Lee Ho Fook’s crisp eggplant
The popularity of this eggplant is so great, it’s never been able to leave the menu at Lee Ho Fook. But for New Year’s Eve, chef Victor Liong is doing a spin-off, giving the eggplant its own show so diners can get their fix along with a glass of bubbles. The eggplant is deep-fried and tossed in a sticky, spicy and salty red vinegar sauce that’s, yes, a little bit addictive. If you haven’t experienced it, consider this your calling.
Entrecote’s steak frites
Is it the Cape Grim beef? Is it the “secret” green sauce? Or is it the French je ne sais quoi that comes in ample quantities at this South Yarra bistro? Whatever the reason, Entrecote’s steak frites is a dish people will cross town for. The grilled porterhouse is accompanied by a mountain of slender fries, just the thing to dip into the sauce of shallots, mustard, capers, anchovy, lemon, walnuts and lots of butter. It’s on the menu on New Year’s Eve – snap up a seat now.

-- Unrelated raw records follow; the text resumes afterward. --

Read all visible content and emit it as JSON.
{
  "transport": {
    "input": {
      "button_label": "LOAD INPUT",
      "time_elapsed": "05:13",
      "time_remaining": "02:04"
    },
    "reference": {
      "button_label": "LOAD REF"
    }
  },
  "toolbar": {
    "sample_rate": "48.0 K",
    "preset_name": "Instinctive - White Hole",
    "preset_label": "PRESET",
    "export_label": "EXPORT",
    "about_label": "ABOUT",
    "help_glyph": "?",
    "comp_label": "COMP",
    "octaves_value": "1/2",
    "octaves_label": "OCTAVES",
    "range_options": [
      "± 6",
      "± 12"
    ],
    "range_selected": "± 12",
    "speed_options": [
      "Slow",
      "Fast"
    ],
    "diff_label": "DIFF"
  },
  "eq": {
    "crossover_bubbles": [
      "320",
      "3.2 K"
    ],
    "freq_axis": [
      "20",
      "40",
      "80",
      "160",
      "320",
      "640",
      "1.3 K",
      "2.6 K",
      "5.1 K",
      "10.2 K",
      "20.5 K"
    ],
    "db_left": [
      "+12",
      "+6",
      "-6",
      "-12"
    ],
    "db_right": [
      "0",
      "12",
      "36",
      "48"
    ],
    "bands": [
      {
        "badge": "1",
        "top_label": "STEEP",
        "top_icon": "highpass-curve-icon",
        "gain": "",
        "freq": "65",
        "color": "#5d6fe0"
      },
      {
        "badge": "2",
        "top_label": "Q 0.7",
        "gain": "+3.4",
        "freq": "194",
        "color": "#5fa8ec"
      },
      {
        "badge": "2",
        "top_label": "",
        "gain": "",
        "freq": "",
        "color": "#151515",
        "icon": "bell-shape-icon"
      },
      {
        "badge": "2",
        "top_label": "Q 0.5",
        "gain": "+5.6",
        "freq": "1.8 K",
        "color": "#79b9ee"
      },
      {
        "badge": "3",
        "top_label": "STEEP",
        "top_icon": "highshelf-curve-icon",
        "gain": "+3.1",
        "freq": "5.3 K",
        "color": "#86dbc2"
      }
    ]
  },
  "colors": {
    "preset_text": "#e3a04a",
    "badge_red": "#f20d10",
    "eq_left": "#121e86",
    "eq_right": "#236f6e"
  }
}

Hardware Club’s cotechino with lentils
The Hardware Club is bringing a slice of Italy to Melbourne’s CBD, with a menu designed around lucky dishes that are traditionally served during New Year celebrations in the old country. Cotechino sausage with lentils is the most well-known of these. The lentils, with their coin-link shape, are supposed to symbolise wealth while the thick slices of pork sausage represent abundance. One look at the dish and you’ll see why: this is hearty stuff.
By Emma Breheny
Sign up to our weekly news on Victoria's best food and drink.